Many Excel users don’t realise that they can leave a trail of evidence in a workbook, showing where the content comes from. In this particular case there was evidence suggesting that content in the templates had been taken from 14 different projects, five advisory firms and from five different countries.
There is a lot you can learn from a little ‘forensic examination’ of an Excel workbook about who has been involved in its creation and where some of its calculations may have originated. If you are sending out workbooks, a little ‘house-keeping’ can tidy up your workbook, removing this information.
The most obvious place to look is the workbook properties. These can be found in the ‘backstage’ view – which you can see by clicking the File tab in Excel 2010 or the Office button in Excel 2007. The Author will be displayed (unless this has been removed by the author – more on this later)
Styles in Excel
There are 47 styles (including 5 number format styles) by default in a new workbook. In common with many professional firms, Numeritas has a suite of tools to help us build models efficiently. Part of this involves using “styles” for consistency amongst other things (to find out more about styles, watch our video blog on the subject). Most firms include their name or some identifier in the style name and these are clearly visible in the styles gallery on the Home tab of the ribbon. In versions of Excel up to 2010, copying a sheet from one workbook to another, will copy all the styles in the origin workbook to the destination workbook. This can lead to large numbers of styles in a workbook.
A useful feature in Excel is the ability to put comments on particular cells (on the Review tab of the ribbon). When you do so, your Excel user name will be inserted in bold at the top of the comment box. Even if you delete this, it is possible to find the user name using VBA.
If a workbook contains any recorded macros, the Excel user name of the person who recorded the macro is stored at the top of the VBA code. This can be accessed using the Alt+F11 keystroke combination and viewing the modules in the VBA project for the workbook.
There are many things that can be hidden in Excel and it is easy to inadvertently leave information in a hidden area that you would prefer not to be issued. The more obvious things that can be hidden are Rows, Columns, Worksheets and Chartsheets (both of which can be VeryHidden in the Visual Basic Editor so that it doesn’t show up when you use unhide in the format menu).
Objects can be formatted so that they are not visible and can contain text.
Text can be formatted so that it is ‘invisible’ by being the same colour as the cell background.
Ranges of cells can be named in Excel and again, because you can include an identifier in a name it could provide information about its origins.
There are a number of reasons for avoiding external links, but in the context of this blog, the path and filename of an external link can give away a surprising amount of information. External links can also be embedded in named ranges.
How important is all this?
There are legitimate reasons why you would want this sort of information to be in a workbook, and legitimate reasons why there might be third party styles or other legacy information in your workbook (if you have worked on someone else’s file or they have worked on yours for example). There may however be reasons you don’t want this sort of information to be passed on to other users of your file.
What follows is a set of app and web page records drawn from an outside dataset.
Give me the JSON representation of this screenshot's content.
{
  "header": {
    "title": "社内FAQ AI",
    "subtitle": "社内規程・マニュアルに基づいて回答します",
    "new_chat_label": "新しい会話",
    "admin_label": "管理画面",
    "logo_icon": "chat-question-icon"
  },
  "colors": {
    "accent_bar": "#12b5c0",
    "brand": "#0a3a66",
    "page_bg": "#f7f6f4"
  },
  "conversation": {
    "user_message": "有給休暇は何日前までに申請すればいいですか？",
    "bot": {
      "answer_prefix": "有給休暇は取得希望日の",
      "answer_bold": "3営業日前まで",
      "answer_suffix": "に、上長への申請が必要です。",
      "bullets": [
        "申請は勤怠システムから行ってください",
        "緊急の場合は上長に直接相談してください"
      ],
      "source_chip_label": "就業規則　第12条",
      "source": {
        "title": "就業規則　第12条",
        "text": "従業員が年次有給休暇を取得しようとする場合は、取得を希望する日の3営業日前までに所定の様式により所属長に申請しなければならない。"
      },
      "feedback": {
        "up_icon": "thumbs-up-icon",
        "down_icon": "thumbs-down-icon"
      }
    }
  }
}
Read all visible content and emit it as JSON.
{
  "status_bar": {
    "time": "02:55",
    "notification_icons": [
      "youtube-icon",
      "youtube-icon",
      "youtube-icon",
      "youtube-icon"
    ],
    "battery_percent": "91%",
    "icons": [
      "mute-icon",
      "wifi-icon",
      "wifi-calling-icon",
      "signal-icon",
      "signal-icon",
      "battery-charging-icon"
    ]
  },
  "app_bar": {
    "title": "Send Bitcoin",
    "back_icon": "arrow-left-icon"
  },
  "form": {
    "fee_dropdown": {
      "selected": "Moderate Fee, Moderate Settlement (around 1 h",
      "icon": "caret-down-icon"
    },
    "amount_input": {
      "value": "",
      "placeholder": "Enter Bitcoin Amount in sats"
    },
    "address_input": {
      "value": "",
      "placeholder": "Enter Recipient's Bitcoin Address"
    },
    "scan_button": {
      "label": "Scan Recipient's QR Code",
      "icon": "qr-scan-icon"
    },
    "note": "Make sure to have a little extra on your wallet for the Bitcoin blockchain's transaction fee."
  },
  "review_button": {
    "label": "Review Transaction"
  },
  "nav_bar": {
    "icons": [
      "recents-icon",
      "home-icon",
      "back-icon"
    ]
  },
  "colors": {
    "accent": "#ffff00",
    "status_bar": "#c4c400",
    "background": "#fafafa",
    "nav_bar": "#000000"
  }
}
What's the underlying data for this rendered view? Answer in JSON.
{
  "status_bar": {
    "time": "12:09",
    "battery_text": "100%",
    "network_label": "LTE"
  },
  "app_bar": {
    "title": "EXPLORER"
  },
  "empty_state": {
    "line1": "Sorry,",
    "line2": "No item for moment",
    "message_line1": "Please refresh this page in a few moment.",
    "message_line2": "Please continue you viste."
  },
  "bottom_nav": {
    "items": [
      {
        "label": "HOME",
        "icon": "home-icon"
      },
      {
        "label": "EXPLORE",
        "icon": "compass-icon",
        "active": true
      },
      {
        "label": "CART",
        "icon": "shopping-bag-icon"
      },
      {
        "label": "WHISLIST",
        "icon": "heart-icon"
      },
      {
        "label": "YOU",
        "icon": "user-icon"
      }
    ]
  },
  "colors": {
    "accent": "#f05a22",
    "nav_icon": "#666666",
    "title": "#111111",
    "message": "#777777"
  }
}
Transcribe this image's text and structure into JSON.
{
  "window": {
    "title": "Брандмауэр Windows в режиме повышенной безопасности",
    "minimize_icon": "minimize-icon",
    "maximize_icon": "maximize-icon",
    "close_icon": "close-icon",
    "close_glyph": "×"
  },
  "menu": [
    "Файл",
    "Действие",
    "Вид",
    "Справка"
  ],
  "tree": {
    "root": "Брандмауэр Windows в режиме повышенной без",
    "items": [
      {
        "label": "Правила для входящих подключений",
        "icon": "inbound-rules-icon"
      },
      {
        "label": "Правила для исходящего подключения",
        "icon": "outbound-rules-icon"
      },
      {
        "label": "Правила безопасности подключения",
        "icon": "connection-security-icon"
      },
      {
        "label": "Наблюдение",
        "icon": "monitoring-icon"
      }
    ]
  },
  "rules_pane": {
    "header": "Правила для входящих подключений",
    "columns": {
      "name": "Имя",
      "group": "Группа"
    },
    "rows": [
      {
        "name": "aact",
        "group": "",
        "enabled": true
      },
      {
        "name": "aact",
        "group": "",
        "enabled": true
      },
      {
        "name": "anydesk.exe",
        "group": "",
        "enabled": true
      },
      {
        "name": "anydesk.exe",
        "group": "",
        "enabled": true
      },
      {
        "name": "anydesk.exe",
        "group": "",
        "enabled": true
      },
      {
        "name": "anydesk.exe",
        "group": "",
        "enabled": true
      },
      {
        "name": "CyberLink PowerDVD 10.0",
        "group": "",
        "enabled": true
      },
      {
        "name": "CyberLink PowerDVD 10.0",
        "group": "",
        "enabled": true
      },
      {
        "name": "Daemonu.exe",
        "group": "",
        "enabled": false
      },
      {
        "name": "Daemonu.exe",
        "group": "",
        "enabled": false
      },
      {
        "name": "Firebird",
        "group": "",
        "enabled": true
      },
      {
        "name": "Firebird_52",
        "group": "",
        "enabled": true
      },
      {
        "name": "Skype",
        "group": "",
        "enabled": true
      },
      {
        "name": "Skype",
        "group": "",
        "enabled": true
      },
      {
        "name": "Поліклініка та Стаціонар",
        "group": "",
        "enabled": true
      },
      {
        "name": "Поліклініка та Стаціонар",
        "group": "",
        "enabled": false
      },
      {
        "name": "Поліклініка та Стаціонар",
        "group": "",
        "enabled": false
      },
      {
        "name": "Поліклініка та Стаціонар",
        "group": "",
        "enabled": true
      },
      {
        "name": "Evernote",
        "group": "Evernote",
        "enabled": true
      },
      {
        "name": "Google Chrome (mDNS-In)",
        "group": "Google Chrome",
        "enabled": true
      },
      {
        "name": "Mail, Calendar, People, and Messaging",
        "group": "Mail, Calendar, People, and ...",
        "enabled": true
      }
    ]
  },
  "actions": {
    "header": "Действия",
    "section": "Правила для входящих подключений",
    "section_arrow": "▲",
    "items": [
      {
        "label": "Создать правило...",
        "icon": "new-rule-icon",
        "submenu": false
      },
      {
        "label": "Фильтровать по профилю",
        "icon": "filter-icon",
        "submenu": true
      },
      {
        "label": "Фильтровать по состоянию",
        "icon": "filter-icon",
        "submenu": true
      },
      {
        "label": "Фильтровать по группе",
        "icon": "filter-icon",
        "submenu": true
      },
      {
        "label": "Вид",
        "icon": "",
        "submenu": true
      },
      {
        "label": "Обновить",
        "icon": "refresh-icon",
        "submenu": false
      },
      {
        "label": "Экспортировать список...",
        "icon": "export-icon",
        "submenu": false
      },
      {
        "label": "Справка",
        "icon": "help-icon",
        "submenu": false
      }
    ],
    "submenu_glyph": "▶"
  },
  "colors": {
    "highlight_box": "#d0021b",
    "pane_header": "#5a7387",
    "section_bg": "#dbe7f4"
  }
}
Removing the traces
Excel has a facility for removing some of this information (including the author’s name). To do this, switch to backstage view (Windows button in Excel 2007 or File tab in Excel 2010) and find the “Check for Issues” button. Clicking this will look for and (optionally) delete some of the hidden information in your workbooks. This however won’t catch all the possible hidden trails listed above. Knowing where information can be hidden as described above will enable you to clean up your workbook more thoroughly.
If nothing else, looking for the above tell-tale signs will tell you a lot about the history of a workbook you